The required answer is a copy of each line in the entries below that includes "icon".

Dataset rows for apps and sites
################
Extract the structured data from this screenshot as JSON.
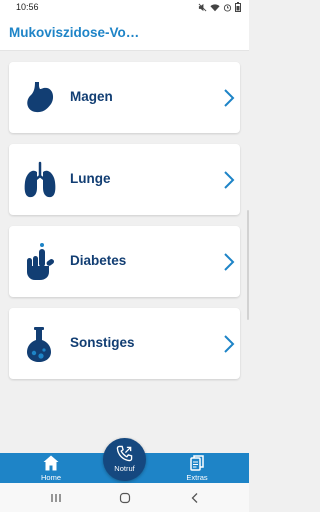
{
  "status_bar": {
    "time": "10:56"
  },
  "app_bar": {
    "title": "Mukoviszidose-Vo…"
  },
  "categories": [
    {
      "label": "Magen",
      "icon": "stomach-icon"
    },
    {
      "label": "Lunge",
      "icon": "lungs-icon"
    },
    {
      "label": "Diabetes",
      "icon": "finger-prick-icon"
    },
    {
      "label": "Sonstiges",
      "icon": "flask-icon"
    }
  ],
  "bottom_nav": {
    "home": {
      "label": "Home",
      "icon": "home-icon"
    },
    "notruf": {
      "label": "Notruf",
      "icon": "emergency-call-icon"
    },
    "extras": {
      "label": "Extras",
      "icon": "documents-icon"
    }
  },
  "colors": {
    "accent": "#1e84c7",
    "dark_blue": "#123e73",
    "fab": "#15487f",
    "background": "#f0f0f0"
  }
}
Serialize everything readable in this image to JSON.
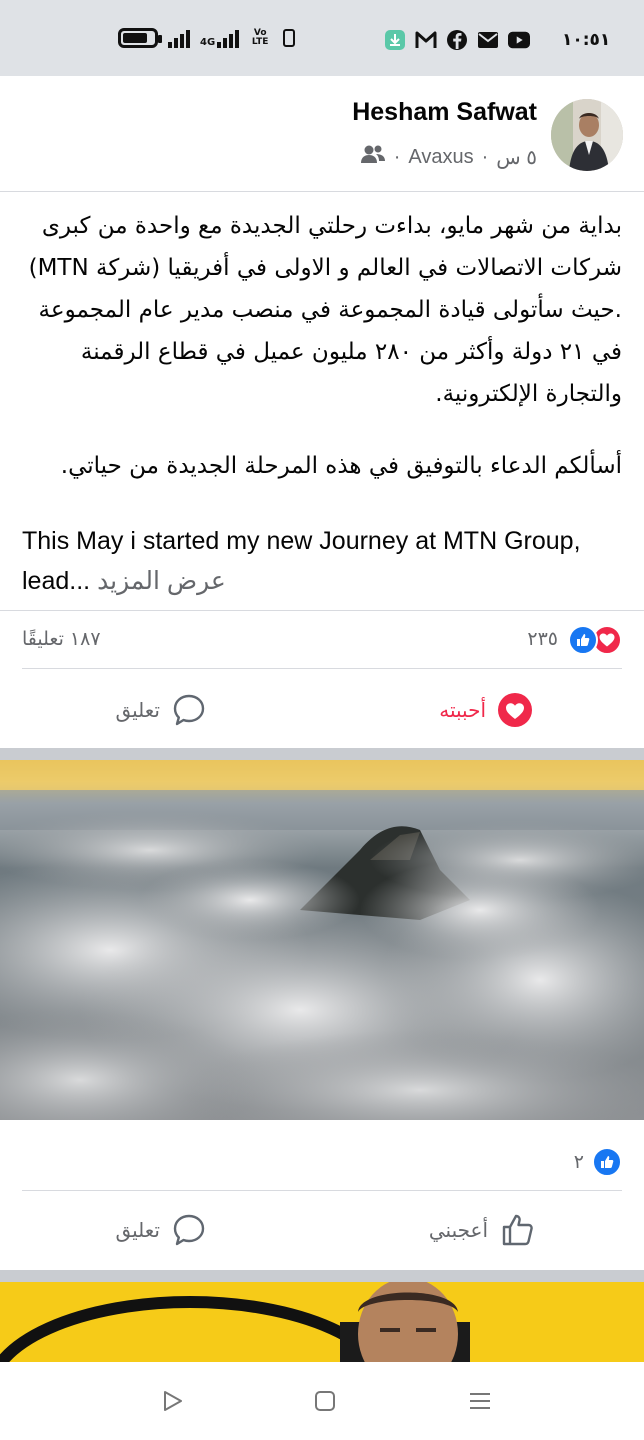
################
Reply to the task
      "icon": "stomach-icon"
      "icon": "lungs-icon"
      "icon": "finger-prick-icon"
      "icon": "flask-icon"
      "icon": "home-icon"
      "icon": "emergency-call-icon"
      "icon": "documents-icon"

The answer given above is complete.